- _GOAL OF THE EXERCISE_:
The reply should hold every line of the data, unchanged and complete.

[THE INPUT Boundary: Start]

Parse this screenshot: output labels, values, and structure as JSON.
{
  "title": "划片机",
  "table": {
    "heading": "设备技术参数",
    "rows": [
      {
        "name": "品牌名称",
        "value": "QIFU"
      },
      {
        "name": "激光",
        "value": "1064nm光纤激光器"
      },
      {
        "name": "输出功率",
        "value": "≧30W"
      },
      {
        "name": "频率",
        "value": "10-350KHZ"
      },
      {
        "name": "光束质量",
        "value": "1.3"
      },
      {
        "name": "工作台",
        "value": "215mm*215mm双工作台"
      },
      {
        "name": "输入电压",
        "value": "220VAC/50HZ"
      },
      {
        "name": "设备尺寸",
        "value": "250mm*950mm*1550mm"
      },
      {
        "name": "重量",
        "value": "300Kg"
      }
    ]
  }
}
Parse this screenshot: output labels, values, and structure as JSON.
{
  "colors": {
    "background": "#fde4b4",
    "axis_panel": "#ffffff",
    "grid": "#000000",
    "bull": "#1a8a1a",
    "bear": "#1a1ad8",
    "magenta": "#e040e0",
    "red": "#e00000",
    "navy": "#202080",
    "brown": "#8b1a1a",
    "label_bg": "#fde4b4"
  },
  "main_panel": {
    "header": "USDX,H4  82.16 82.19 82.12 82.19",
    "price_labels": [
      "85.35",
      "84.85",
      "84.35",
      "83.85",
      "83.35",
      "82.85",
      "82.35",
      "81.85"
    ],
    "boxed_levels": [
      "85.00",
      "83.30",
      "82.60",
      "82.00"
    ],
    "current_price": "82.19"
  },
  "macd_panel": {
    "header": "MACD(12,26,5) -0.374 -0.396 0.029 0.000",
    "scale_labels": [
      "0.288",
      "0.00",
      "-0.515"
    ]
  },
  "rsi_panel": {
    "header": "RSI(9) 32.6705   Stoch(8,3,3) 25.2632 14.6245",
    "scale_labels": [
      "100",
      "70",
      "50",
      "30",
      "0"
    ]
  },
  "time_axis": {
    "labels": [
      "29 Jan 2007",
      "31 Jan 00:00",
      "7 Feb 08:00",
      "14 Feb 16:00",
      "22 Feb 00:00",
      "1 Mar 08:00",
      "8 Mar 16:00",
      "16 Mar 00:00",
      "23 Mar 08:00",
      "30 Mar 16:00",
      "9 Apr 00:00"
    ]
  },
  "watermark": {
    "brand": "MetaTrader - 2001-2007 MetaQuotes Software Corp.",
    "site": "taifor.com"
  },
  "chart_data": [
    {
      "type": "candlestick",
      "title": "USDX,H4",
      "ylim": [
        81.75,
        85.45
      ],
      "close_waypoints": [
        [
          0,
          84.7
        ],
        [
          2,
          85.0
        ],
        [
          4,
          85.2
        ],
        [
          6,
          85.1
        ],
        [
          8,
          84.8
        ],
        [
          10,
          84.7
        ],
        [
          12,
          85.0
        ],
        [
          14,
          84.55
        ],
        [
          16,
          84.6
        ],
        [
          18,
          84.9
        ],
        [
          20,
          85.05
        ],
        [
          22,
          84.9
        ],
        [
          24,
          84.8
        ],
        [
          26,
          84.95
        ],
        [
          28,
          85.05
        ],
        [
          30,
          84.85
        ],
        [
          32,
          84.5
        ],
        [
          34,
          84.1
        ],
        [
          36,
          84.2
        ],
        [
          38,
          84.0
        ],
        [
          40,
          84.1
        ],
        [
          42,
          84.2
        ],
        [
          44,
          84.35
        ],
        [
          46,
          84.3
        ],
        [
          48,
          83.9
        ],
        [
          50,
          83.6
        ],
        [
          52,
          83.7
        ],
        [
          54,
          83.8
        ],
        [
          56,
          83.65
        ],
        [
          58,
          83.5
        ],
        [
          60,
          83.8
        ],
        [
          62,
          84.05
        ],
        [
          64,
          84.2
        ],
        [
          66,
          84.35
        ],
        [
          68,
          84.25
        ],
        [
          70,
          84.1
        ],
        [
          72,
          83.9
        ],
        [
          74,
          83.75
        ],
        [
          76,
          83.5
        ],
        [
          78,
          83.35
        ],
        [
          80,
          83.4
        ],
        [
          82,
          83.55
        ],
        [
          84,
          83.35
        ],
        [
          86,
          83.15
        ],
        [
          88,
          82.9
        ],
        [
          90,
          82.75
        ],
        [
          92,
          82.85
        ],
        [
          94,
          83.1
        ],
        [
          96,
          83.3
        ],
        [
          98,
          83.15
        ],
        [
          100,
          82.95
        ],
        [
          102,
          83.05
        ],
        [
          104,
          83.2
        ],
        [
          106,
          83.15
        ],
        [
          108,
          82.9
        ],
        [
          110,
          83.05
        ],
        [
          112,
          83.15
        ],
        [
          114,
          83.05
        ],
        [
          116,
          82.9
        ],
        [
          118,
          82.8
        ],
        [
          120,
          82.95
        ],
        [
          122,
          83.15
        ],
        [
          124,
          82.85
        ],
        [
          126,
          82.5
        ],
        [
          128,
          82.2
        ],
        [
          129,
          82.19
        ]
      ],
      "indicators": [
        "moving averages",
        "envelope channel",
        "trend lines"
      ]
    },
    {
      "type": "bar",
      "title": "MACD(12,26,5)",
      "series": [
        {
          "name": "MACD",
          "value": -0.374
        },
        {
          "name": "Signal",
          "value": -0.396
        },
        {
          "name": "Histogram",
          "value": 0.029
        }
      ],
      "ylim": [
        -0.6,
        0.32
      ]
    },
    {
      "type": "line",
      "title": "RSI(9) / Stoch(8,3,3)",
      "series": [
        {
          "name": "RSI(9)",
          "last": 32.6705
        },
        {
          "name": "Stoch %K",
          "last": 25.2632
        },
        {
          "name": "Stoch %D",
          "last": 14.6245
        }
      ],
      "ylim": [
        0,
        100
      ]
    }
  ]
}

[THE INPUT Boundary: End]

- _SOLUTION_:
Parse this screenshot: output labels, values, and structure as JSON.
{
  "title": "划片机",
  "table": {
    "heading": "设备技术参数",
    "rows": [
      {
        "name": "品牌名称",
        "value": "QIFU"
      },
      {
        "name": "激光",
        "value": "1064nm光纤激光器"
      },
      {
        "name": "输出功率",
        "value": "≧30W"
      },
      {
        "name": "频率",
        "value": "10-350KHZ"
      },
      {
        "name": "光束质量",
        "value": "1.3"
      },
      {
        "name": "工作台",
        "value": "215mm*215mm双工作台"
      },
      {
        "name": "输入电压",
        "value": "220VAC/50HZ"
      },
      {
        "name": "设备尺寸",
        "value": "250mm*950mm*1550mm"
      },
      {
        "name": "重量",
        "value": "300Kg"
      }
    ]
  }
}
Parse this screenshot: output labels, values, and structure as JSON.
{
  "colors": {
    "background": "#fde4b4",
    "axis_panel": "#ffffff",
    "grid": "#000000",
    "bull": "#1a8a1a",
    "bear": "#1a1ad8",
    "magenta": "#e040e0",
    "red": "#e00000",
    "navy": "#202080",
    "brown": "#8b1a1a",
    "label_bg": "#fde4b4"
  },
  "main_panel": {
    "header": "USDX,H4  82.16 82.19 82.12 82.19",
    "price_labels": [
      "85.35",
      "84.85",
      "84.35",
      "83.85",
      "83.35",
      "82.85",
      "82.35",
      "81.85"
    ],
    "boxed_levels": [
      "85.00",
      "83.30",
      "82.60",
      "82.00"
    ],
    "current_price": "82.19"
  },
  "macd_panel": {
    "header": "MACD(12,26,5) -0.374 -0.396 0.029 0.000",
    "scale_labels": [
      "0.288",
      "0.00",
      "-0.515"
    ]
  },
  "rsi_panel": {
    "header": "RSI(9) 32.6705   Stoch(8,3,3) 25.2632 14.6245",
    "scale_labels": [
      "100",
      "70",
      "50",
      "30",
      "0"
    ]
  },
  "time_axis": {
    "labels": [
      "29 Jan 2007",
      "31 Jan 00:00",
      "7 Feb 08:00",
      "14 Feb 16:00",
      "22 Feb 00:00",
      "1 Mar 08:00",
      "8 Mar 16:00",
      "16 Mar 00:00",
      "23 Mar 08:00",
      "30 Mar 16:00",
      "9 Apr 00:00"
    ]
  },
  "watermark": {
    "brand": "MetaTrader - 2001-2007 MetaQuotes Software Corp.",
    "site": "taifor.com"
  },
  "chart_data": [
    {
      "type": "candlestick",
      "title": "USDX,H4",
      "ylim": [
        81.75,
        85.45
      ],
      "close_waypoints": [
        [
          0,
          84.7
        ],
        [
          2,
          85.0
        ],
        [
          4,
          85.2
        ],
        [
          6,
          85.1
        ],
        [
          8,
          84.8
        ],
        [
          10,
          84.7
        ],
        [
          12,
          85.0
        ],
        [
          14,
          84.55
        ],
        [
          16,
          84.6
        ],
        [
          18,
          84.9
        ],
        [
          20,
          85.05
        ],
        [
          22,
          84.9
        ],
        [
          24,
          84.8
        ],
        [
          26,
          84.95
        ],
        [
          28,
          85.05
        ],
        [
          30,
          84.85
        ],
        [
          32,
          84.5
        ],
        [
          34,
          84.1
        ],
        [
          36,
          84.2
        ],
        [
          38,
          84.0
        ],
        [
          40,
          84.1
        ],
        [
          42,
          84.2
        ],
        [
          44,
          84.35
        ],
        [
          46,
          84.3
        ],
        [
          48,
          83.9
        ],
        [
          50,
          83.6
        ],
        [
          52,
          83.7
        ],
        [
          54,
          83.8
        ],
        [
          56,
          83.65
        ],
        [
          58,
          83.5
        ],
        [
          60,
          83.8
        ],
        [
          62,
          84.05
        ],
        [
          64,
          84.2
        ],
        [
          66,
          84.35
        ],
        [
          68,
          84.25
        ],
        [
          70,
          84.1
        ],
        [
          72,
          83.9
        ],
        [
          74,
          83.75
        ],
        [
          76,
          83.5
        ],
        [
          78,
          83.35
        ],
        [
          80,
          83.4
        ],
        [
          82,
          83.55
        ],
        [
          84,
          83.35
        ],
        [
          86,
          83.15
        ],
        [
          88,
          82.9
        ],
        [
          90,
          82.75
        ],
        [
          92,
          82.85
        ],
        [
          94,
          83.1
        ],
        [
          96,
          83.3
        ],
        [
          98,
          83.15
        ],
        [
          100,
          82.95
        ],
        [
          102,
          83.05
        ],
        [
          104,
          83.2
        ],
        [
          106,
          83.15
        ],
        [
          108,
          82.9
        ],
        [
          110,
          83.05
        ],
        [
          112,
          83.15
        ],
        [
          114,
          83.05
        ],
        [
          116,
          82.9
        ],
        [
          118,
          82.8
        ],
        [
          120,
          82.95
        ],
        [
          122,
          83.15
        ],
        [
          124,
          82.85
        ],
        [
          126,
          82.5
        ],
        [
          128,
          82.2
        ],
        [
          129,
          82.19
        ]
      ],
      "indicators": [
        "moving averages",
        "envelope channel",
        "trend lines"
      ]
    },
    {
      "type": "bar",
      "title": "MACD(12,26,5)",
      "series": [
        {
          "name": "MACD",
          "value": -0.374
        },
        {
          "name": "Signal",
          "value": -0.396
        },
        {
          "name": "Histogram",
          "value": 0.029
        }
      ],
      "ylim": [
        -0.6,
        0.32
      ]
    },
    {
      "type": "line",
      "title": "RSI(9) / Stoch(8,3,3)",
      "series": [
        {
          "name": "RSI(9)",
          "last": 32.6705
        },
        {
          "name": "Stoch %K",
          "last": 25.2632
        },
        {
          "name": "Stoch %D",
          "last": 14.6245
        }
      ],
      "ylim": [
        0,
        100
      ]
    }
  ]
}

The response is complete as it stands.